A simmering diplomatic spat between the U.S. and Turkey has now boiled over, hampering travel between the two countries and the market value of Turkey’s lira.

The U.S. embassy in Ankara on Sunday evening announced that it is halting issuance of all non-immigrant visas in Turkey following the arrest last week of an embassy worker for allegedly conspiring in a July 2016 coup against Turkish President Tayyip Erdogan. Turkey’s embassy in Washington then retaliated by suspending visas for Americans planning to visit that country.
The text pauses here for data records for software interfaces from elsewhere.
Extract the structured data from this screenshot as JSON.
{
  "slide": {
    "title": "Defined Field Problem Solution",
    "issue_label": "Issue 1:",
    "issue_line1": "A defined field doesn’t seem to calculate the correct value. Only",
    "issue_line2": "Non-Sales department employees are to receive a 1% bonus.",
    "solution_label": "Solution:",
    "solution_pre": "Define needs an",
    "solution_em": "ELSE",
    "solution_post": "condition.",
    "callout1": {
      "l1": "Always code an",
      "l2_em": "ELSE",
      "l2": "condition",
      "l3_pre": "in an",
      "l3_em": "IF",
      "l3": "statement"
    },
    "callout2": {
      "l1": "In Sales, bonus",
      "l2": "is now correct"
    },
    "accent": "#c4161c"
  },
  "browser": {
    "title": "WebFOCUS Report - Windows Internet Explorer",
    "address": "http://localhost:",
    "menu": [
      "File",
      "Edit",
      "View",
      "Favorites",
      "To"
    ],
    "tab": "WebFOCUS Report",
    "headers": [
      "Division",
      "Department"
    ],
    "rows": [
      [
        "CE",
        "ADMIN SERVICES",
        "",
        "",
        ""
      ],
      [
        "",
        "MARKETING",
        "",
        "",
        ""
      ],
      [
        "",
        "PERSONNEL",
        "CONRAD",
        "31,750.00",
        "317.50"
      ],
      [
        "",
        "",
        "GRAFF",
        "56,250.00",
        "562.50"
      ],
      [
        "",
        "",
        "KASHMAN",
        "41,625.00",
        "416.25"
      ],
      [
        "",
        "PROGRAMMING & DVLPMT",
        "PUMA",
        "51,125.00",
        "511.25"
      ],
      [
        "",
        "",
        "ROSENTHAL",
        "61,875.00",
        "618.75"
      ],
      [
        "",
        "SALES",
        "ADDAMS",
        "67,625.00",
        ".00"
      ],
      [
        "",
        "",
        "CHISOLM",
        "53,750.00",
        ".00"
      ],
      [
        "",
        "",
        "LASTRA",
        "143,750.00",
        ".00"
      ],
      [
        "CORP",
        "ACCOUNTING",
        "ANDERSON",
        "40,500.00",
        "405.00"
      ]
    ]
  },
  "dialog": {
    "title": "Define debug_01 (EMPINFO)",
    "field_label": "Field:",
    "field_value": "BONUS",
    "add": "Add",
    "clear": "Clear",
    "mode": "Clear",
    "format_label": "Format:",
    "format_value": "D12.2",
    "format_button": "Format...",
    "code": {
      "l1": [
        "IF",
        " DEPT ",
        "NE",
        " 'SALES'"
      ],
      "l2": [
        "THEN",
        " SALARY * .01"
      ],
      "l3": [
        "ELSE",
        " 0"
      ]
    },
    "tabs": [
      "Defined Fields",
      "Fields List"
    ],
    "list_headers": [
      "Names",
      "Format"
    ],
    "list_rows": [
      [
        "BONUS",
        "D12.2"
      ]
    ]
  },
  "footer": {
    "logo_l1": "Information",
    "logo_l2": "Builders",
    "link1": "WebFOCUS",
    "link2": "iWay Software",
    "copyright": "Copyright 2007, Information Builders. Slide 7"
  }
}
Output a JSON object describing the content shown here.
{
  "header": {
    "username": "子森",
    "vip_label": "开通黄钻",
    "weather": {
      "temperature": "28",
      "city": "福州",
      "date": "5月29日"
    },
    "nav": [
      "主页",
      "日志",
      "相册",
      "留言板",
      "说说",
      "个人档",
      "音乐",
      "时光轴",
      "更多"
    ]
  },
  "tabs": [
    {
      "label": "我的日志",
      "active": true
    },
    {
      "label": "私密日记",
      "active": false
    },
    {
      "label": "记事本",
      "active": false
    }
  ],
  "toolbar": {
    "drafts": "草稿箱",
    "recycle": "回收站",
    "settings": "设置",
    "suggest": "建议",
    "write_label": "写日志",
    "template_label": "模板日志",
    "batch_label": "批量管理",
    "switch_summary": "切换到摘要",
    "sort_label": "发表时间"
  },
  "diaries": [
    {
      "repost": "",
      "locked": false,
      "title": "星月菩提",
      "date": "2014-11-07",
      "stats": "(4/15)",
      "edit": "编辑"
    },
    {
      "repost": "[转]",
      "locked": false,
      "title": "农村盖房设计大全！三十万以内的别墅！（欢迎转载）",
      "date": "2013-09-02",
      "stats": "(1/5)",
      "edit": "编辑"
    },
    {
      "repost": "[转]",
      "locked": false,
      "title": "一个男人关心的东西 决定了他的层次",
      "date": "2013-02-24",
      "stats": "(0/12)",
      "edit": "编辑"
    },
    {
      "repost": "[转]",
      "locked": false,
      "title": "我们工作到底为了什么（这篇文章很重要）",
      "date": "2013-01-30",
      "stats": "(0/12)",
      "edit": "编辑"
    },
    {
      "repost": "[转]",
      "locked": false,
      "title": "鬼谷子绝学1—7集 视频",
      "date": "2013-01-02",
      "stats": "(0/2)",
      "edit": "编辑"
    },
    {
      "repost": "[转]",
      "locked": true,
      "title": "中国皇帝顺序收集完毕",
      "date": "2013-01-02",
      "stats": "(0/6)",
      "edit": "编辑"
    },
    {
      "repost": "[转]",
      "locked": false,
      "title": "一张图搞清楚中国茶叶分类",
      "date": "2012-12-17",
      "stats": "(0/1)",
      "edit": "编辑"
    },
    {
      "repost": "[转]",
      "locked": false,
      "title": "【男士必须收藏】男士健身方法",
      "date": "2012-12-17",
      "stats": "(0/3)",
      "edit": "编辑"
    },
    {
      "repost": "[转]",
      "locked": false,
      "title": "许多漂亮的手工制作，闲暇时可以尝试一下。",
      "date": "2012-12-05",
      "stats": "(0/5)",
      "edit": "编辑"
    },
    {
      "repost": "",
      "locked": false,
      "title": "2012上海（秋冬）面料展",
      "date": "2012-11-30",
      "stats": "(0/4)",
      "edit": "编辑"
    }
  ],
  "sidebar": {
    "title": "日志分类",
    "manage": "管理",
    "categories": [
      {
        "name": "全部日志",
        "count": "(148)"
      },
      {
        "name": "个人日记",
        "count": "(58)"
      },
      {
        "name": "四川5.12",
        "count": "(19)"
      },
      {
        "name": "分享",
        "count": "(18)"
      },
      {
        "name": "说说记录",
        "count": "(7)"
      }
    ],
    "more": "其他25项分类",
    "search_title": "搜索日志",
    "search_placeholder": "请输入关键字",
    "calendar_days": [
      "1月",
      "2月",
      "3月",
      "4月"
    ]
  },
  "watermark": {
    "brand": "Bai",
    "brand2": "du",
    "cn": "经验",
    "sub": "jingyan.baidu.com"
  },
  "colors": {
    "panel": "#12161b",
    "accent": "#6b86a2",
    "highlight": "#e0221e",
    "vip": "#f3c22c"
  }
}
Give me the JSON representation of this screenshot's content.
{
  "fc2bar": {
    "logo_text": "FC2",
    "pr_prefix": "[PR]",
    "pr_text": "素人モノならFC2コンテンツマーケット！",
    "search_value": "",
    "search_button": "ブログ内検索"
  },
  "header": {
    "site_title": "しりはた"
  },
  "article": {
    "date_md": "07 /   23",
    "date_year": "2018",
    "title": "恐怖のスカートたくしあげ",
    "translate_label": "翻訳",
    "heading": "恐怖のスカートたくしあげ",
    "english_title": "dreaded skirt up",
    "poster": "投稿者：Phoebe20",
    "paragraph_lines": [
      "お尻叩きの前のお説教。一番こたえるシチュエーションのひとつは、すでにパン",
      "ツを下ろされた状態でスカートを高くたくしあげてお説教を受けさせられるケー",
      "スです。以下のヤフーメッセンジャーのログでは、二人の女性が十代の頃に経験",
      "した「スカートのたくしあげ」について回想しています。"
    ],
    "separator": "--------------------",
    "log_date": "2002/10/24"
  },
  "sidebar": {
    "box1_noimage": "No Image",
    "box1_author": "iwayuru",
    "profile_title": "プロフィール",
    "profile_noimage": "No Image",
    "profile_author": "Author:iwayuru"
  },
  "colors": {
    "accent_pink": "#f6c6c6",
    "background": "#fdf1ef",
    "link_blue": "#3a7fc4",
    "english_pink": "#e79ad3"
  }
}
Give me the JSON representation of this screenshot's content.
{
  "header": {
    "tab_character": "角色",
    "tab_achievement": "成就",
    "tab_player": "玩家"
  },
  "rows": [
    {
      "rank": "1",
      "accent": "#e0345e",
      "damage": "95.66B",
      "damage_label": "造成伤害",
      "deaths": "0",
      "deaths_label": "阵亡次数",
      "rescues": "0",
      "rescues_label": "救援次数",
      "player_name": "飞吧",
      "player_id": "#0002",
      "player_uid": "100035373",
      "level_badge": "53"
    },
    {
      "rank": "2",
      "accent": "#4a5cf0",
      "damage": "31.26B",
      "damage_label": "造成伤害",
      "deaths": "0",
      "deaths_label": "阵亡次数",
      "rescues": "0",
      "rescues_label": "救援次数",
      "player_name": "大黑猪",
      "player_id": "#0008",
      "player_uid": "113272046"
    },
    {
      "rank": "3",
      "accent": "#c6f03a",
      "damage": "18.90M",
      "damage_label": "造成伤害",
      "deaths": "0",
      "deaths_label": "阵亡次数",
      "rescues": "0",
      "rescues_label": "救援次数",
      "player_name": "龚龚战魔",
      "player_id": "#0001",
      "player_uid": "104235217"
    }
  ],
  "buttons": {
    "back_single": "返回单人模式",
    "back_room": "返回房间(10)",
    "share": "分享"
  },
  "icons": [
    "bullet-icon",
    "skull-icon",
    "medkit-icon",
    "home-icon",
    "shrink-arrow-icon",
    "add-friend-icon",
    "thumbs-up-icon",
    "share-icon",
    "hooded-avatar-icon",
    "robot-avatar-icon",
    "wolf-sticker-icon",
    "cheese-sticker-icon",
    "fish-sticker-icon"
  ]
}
In Monday’s currency trading, the dollar rallied as much as 7 percent versus the lira. It recently pared those gains, but still traded up a solid 3 percent compared to Friday’s session. One dollar recently fetched 3.73 lira.

The visa controversy is the latest instance of steadily declining relations between Turkey, a NATO member state, and its Western allies under Erdogan. He assumed power in 2014 and has since steered his country toward dictatorship.

Other troubling events over that timeframe:

  • In May 2014, members of Erdogan’s security detail scuffled violently with protesters in Washington during a presidential visit to the U.S.
  • Shortly after the anti-Erdogan coup attempt in July 2016, his regime requested extradition of a U.S.-based cleric, Fethullah Gulen, that it said helped plan the uprising. The U.S. has refused to extradite Gulen, however, citing a lack of evidence against him.
  • In September, U.S. prosecutors charged a former Turkish government minister and a prominent banker with conspiring to move hundreds of millions of dollars of Iranian money through the U.S. financial system, in violation of American sanctions against Iran.
  • The Erdogan regime says the embassy employee it arrested last week, a Turkish national, is in cahoots with Gulen. The embassy has called the allegations “baseless.” Turkey issued an arrest warrant for a second U.S. embassy employee on Monday.

In other words, this is a mess of a situation that obviously won’t resolve itself anytime soon, and the specter of increased conflict between Turkey longtime allies such as the U.S. appears to be giving investors some agita.